▶ **DIRECTIONS FOR THIS TASK**
Each line that includes "label" must be copied from the records.

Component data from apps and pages
**********
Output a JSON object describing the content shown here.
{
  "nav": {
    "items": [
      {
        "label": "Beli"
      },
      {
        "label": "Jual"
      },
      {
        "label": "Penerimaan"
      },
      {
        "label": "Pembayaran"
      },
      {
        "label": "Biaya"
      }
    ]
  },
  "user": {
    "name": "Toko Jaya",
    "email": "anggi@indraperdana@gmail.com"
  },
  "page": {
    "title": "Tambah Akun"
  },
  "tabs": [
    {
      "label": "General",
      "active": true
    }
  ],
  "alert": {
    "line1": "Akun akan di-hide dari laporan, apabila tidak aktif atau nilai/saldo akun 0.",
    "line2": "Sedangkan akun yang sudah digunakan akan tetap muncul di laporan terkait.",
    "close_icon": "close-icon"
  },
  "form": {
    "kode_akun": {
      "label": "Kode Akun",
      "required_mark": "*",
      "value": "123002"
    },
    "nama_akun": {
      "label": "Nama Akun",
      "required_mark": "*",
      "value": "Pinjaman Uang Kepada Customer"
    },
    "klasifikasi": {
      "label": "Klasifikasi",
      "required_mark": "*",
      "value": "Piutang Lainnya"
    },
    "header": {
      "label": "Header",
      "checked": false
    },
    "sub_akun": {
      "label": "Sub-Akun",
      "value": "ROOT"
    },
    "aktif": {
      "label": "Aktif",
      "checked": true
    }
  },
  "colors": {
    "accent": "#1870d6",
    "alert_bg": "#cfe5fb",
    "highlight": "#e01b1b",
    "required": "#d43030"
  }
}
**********
▶ **EXERCISE RESULT**
        "label": "Beli"
        "label": "Jual"
        "label": "Penerimaan"
        "label": "Pembayaran"
        "label": "Biaya"
      "label": "General",
      "label": "Kode Akun",
      "label": "Nama Akun",
      "label": "Klasifikasi",
      "label": "Header",
      "label": "Sub-Akun",
      "label": "Aktif",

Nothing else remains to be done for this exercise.